Surely then the words spoken by the prophet Jeremiah concerning the seventy years captivity, words put in his mouth by God Himself, were as old as eternity. David knew this when he wrote the 119th Psalm. Jeremiah knew this, for God told him as much when he commissioned him from his mother's womb. God's little children know this too (Matthew 11.25). What limited Predestinarians know about this we leave for them to unravel.

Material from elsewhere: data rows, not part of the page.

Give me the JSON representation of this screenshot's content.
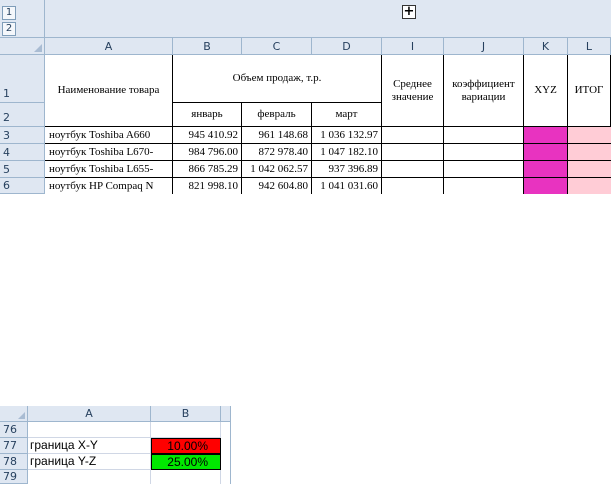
{
  "outline": {
    "levels": [
      "1",
      "2"
    ],
    "expand_symbol": "+"
  },
  "columns": [
    "A",
    "B",
    "C",
    "D",
    "I",
    "J",
    "K",
    "L"
  ],
  "rows": [
    "1",
    "2",
    "3",
    "4",
    "5",
    "6"
  ],
  "header": {
    "name": "Наименование товара",
    "sales_group": "Объем продаж, т.р.",
    "months": [
      "январь",
      "февраль",
      "март"
    ],
    "average": "Среднее значение",
    "variation": "коэффициент вариации",
    "xyz": "XYZ",
    "total": "ИТОГ"
  },
  "data_rows": [
    {
      "row": "3",
      "name": "ноутбук Toshiba A660",
      "jan": "945 410.92",
      "feb": "961 148.68",
      "mar": "1 036 132.97"
    },
    {
      "row": "4",
      "name": "ноутбук Toshiba L670-",
      "jan": "984 796.00",
      "feb": "872 978.40",
      "mar": "1 047 182.10"
    },
    {
      "row": "5",
      "name": "ноутбук Toshiba L655-",
      "jan": "866 785.29",
      "feb": "1 042 062.57",
      "mar": "937 396.89"
    },
    {
      "row": "6",
      "name": "ноутбук HP Compaq N",
      "jan": "821 998.10",
      "feb": "942 604.80",
      "mar": "1 041 031.60"
    }
  ],
  "colors": {
    "xyz_fill": "#e833c0",
    "total_fill": "#ffccd6",
    "header_bg": "#dfe7f2",
    "red": "#ff0000",
    "green": "#00e800"
  },
  "lower": {
    "columns": [
      "A",
      "B"
    ],
    "rows": [
      {
        "num": "76",
        "a": "",
        "b": ""
      },
      {
        "num": "77",
        "a": "граница X-Y",
        "b": "10.00%"
      },
      {
        "num": "78",
        "a": "граница Y-Z",
        "b": "25.00%"
      },
      {
        "num": "79",
        "a": "",
        "b": ""
      }
    ]
  }
}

From all this we must conclude that if the words of the captivity were forever settled in heaven (Psalm 119.89), just as Jeremiah prophesied them, then the captivity must as well have been certain, or he could not certainly speak of it. Consequently, the events that brought about the captivity must as well be certain (predestinated) or the words God sealed on the lips of the prophet would be meaningless and mere confusion. Our text in Leviticus 25.8 demands no more fulfillment than that of which was stated. But it does demand that much. The 490 years the Israelites desecrated those sabbaths would not make void the word of the Lord, for as Jeremiah prophesied, and as came to pass, the land did, at the appointed time, enjoy her sabbaths, though without the Israelites in occupancy. Every event necessary to cause this to come to pass was unfailingly in place by the irrevocable decrees of the Almighty. Surely when we see the grand story told in the Bible as a whole, and not as simple isolated events held together by "who knows what?" the doctrine of the absolute predestination of all things sweeps across the whole, binding it together in one uniform testimony of the grandeur and majesty of God, who sovereignly rules over His creation. That most definitely includes the substance of Leviticus 25.8.
There was, as we pointed out previously, seventy years after entering the land of promise before the sabbaths of land rest would begin. Then there was the Israelites occupying the land, attended with their neglect of the appointed sabbaths, followed by the captivity of seventy years to reclaim by God the rest for the land. Could all this exactness be mere chance? To us it speaks volumes about God's predestination. When scripture after scripture blends together in a perfect harmony, and that, often spanning centuries, there can be no other conclusion drawn by those that trust God and His Word than the fact of all things being governed by a wise and holy plan far superior to our limited understanding. Indeed, God does reign supreme over all.
J. F. Poole
Volume 8, No. 6